bp

SVG Icon Sprites in Eleventy

sprite sheet for a pixel-art game featuring a female mage character

So you want to put some SVG icons on your 11ty site, hey? This technique lets you include icons in your posts easily. With a little initial investment, adding and using icons should be easy for you and easy on your users.

Step 1: The Collection

Let's start by creating a collection for our icons. In a directory of your choosing (mine is called /icons), add an 11ty directory data file (e.g. icons.json), and include the following contents:

{
"permalink": false
"tags": [
"icon"
]
}

The permalink: false setting prevents 11ty from writing the icons to the output dir, and the tag adds each one to the new icon collection.

Populate the /icons directory with your SVG files.

Step 2: The Shortcode

That having been accomplished, let's define the shortcode that we'll use to display icons on our pages. The shortcode will take a name and an optional map of HTML attributes, and works like this:

{% icon 'html5' %}
{% icon 'svg', 'aria-labelledby'='svg-w3c' %}
{% icon '11ty', title='eleventy' %}

By storing a set of icons requested on each page object, our sprite sheet will only render those icons as actually are needed, saving your readers' data. What's more, since we use use href to actually display the icons, we only need to render each SVG drawing once per page, further reducing page sizes when there are multiple instances of the same icon in use.

eleventyConfig.addShortcode('icon', function icon(name, kwargs) {
this.ctx.page.icons ||= new Set();
this.ctx.page.icons.add(name);
const { __keywords, ...attrs } = kwargs ?? {}
const attributes =
Object.entries(attrs)
.map(([name, value]) => `${name}="${value}"`)
.join(' ');
return `<svg ${attributes}><use href="#${name}-icon"></use></svg>`;
});

Abusing the page object like this kinda gives me the creeps, but 🤷, its works!

Step 2: The Sprite Sheet

With our icons and shortcodes up and running, we still can't see any icons on our pages, so let's add our sprite sheet to our base HTML. Put the following nunjucks snippet just before the </body> tag of your most basic page template:

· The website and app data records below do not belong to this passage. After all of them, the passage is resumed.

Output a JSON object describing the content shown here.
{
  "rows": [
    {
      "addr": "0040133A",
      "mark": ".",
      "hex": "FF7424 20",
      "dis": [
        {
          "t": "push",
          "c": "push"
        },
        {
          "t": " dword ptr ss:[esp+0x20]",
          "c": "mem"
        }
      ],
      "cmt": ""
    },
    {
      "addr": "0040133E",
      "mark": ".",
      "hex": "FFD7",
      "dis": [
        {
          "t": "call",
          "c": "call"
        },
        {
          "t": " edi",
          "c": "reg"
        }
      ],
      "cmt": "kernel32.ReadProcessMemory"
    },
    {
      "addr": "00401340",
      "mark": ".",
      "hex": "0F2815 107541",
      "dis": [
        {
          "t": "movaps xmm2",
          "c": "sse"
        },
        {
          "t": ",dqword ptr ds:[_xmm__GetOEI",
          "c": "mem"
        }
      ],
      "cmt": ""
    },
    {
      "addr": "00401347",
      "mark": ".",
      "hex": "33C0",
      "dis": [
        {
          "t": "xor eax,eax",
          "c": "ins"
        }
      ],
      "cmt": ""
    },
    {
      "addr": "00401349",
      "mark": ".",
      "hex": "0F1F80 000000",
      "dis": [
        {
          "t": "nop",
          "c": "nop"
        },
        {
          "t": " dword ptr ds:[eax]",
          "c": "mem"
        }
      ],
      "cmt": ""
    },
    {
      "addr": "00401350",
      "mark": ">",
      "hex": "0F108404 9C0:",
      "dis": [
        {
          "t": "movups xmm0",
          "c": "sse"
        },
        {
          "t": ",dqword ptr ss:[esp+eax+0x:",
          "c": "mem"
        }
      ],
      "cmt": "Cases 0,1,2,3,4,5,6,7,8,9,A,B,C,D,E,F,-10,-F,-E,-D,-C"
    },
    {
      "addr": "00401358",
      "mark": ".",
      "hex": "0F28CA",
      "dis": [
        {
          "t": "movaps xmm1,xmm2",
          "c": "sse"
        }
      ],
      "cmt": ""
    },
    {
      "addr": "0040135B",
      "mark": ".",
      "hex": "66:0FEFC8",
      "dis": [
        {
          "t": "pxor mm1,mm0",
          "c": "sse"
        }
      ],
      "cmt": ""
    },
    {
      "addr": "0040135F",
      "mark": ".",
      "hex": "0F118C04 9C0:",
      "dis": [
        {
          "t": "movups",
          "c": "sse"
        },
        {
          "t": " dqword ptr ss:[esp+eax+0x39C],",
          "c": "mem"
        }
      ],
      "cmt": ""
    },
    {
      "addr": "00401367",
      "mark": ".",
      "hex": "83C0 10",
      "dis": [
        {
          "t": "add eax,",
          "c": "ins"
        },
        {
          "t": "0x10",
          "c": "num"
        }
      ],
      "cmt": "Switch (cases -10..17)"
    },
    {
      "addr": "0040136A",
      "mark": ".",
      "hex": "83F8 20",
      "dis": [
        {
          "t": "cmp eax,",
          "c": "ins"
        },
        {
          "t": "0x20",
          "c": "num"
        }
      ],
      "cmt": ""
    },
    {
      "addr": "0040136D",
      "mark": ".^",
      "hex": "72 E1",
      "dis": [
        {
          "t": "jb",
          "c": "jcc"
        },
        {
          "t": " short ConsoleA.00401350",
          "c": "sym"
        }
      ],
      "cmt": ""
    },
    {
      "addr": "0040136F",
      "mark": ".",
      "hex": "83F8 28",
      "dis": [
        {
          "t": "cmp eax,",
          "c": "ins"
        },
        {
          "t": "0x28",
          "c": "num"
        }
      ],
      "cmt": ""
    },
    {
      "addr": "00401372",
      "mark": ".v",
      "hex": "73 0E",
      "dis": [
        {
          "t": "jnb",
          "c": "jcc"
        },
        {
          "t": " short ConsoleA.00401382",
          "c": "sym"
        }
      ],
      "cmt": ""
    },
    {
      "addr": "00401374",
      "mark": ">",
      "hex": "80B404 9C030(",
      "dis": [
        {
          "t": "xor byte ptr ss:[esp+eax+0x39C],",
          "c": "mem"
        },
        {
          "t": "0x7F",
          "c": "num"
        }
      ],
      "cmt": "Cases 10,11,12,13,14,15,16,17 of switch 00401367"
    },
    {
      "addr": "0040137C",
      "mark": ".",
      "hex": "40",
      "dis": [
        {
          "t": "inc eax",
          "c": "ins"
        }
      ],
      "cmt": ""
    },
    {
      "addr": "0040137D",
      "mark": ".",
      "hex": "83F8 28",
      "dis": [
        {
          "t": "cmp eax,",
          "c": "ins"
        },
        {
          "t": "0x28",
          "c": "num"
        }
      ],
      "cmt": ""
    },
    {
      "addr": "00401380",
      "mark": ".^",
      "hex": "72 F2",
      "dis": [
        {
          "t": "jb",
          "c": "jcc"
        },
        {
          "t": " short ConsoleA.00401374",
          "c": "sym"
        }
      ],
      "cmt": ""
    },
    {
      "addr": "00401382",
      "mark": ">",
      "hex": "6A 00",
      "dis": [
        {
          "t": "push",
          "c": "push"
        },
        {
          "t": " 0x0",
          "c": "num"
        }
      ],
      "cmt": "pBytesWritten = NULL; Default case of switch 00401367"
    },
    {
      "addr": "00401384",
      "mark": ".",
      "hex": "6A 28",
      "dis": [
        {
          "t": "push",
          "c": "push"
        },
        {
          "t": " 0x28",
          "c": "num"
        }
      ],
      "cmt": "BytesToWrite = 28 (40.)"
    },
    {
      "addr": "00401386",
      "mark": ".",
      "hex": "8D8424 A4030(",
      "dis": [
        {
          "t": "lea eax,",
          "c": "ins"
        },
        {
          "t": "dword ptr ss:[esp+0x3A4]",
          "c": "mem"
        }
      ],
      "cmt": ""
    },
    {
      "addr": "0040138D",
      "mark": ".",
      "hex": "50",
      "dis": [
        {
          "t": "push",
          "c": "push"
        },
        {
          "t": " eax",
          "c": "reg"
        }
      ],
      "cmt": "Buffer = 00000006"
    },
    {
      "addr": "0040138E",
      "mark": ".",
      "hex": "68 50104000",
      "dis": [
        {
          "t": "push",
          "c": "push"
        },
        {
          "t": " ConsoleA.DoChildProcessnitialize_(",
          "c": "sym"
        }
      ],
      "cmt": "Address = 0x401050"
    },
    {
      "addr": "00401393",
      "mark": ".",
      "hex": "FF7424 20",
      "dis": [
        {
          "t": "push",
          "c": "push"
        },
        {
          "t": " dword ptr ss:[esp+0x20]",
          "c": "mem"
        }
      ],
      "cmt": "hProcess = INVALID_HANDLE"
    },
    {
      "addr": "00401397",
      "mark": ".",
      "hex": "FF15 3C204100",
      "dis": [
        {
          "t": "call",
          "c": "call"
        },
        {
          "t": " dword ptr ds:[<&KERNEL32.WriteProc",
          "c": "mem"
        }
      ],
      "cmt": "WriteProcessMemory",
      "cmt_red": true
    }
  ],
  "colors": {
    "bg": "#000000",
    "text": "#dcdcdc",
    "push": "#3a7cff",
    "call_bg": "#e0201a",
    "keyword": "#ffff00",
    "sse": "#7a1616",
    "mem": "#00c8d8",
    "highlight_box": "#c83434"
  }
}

{% if page.icons %}
<svg id="icon-sprite-sheet">
<defs>
{% for icon in collections.icon %}
{% if page.icons.has(icon.fileSlug) %}
<g id="{{ icon.fileSlug }}-icon">{{ icon.content | safe }}</g>
{% endif %}
{% endfor %}
</defs>
</svg>
{% endif %}

The if nunjucks tag ensures that only icons that had been requested on this page via shortcode actually get printed to the final HTML.

Let's now add some visually-hidden styles to our sprite sheet, so it won't take up any space on the page.

#icon-sprite-sheet {
clip: rect(0 0 0 0);
clip-path: inset(50%);
height: 1px;
overflow: hidden;
position: absolute;
white-space: nowrap;
width: 1px;
}

Accessibility Concerns

Make sure that each icon you use either has a <title> in the SVG, or use aria-label*, or remove the icon from the a11y tree.

This technique could be a nice little optimization for your pages, or could turn out to seriously cut down on your bytes-over-the-wire, depending on how you use icons.

If you have any ideas for improvements, let me know on mastodon.

Comments

@bp I like this! Storing an icon Set on .page is clever. I can see how using a sprite svg with defs has advantages if you’re reusing the same icon on a page lots of times. If not, using {% renderFile %} to directly drop in each svg at build time feels somewhat simpler to me.

Eleventy Accessibility GitHub GitLab Three horizontal lines HTML5 JavaScript Municipal Coat of Arms of Jerusalem LinkedIn Mastodon RSS Stack Overflow SVG Logo Designed for the SVG Logo Contest in 2006 by Harvey Rayner, and adopted by W3C in 2009. It is available under the Creative Commons license for those who have an SVG product or who are using SVG on their site. SVG Logo 14-08-2009 W3C Harvey Rayner, designer See document description image/svg+xml